Number of users with at least one pipeline with higher-than-normal latency.

What happened and what was the impact?

At around 11:30 UTC on 8/27 our ops team was alerted about spikes in two different metrics: CPU of a Zookeeper node and stop-the-world garbage collection (STW GC) time in a Java process responsible for orchestrating certain ETL activities. The two processes were running in different Docker containers on the same host. From this point onwards we saw intermittent spikes in both metrics and periods of downtime of the orchestration process, until the final fix was put in place at 14:00 UTC on 8/29. Additionally, at 15:30 UTC on 8/27 we received the first alert regarding high pipeline latencies. There were intermittent periods of high latency until 10:00 UTC on 8/29.

Incident Response

When our ops team received the first alert they followed our incident response playbook in order to diagnose the problem. It includes checking on potential causes such as spikes in usage, recently deployed changes, and infrastructure component health. The team determined that the issue had to do with the component that sets up source extraction activities, but found no other correlations. Suspecting an external change related to a pipeline source was leading to the increased garbage collection activity, they went on to attempt to narrow down the problem in terms of dimensions such as source, source type, and customer. Etleap uses a Zookeeper cluster for things like interprocess locking and rate limiting, and the theory was that a misbehaving pipeline source was causing the extraction logic to put a significant amount of additional load on the Zookeeper process, while at the same time causing memory pressure within the process itself. However, after an exhaustive search it was determined that the problem could not be attributed to a single source or customer. Also, memory analysis of the Java process with garbage collection issues showed nothing out of the ordinary.

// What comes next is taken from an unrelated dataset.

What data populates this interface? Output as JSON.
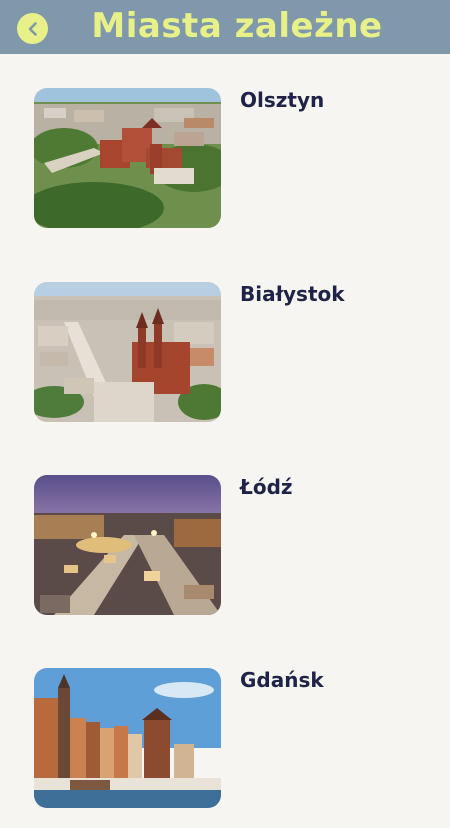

The Culprit

Next, the team looked at the memory situation for the host itself. While each process was running within its defined memory bounds, we found that in aggregate the processes’ memory usage exceeded the amount of physical memory available on the host. The host was configured with a swap space, and while this is often a good practice, it is not so for Zookeeper: by being forced to swap to disk, Zookeeper’s response times went up, leading to queued requests.

Stats show Zookeeper node in an unhealthy state.

In other words, the fact that we had incrementally crossed an overall physical memory limit on this host caused a dramatic degradation of the performance of Zookeeper, which in turn resulted in garbage collection time in a client process. The immediate solution was to increase the physical memory on this host, which had the effect of bringing Zookeeper stats back to normal levels (along with the CPU and STW GC metrics mentioned before).

Zookeeper back in a healthy state after memory increase.

Next steps

We are taking several steps to prevent a similar issue in the future. First, we are configuring Zookeeper not to use swap space. Second, we’re adding monitoring of the key Zookeeper stats, such as latency and outstanding connections. Third, we are adding monitoring of available host physical memory to make sure we know when pressure is getting high. Any of the three configuration and monitoring improvements in isolation would have led us to find the issue sooner, and all three will help prevent issues like this from happening in the first place.

While it’s impossible to guarantee there will never be high latencies for some pipelines, periods of high latencies across the board are unacceptable. What made this incident particularly egregious was the fact that it went on for over 40 hours, and the whole Etleap team is sorry that this happened. The long resolution time was in large part because we didn’t have the appropriate monitoring to lead us towards the root cause, and we have learned from this and are putting more monitoring of key components in place going forward.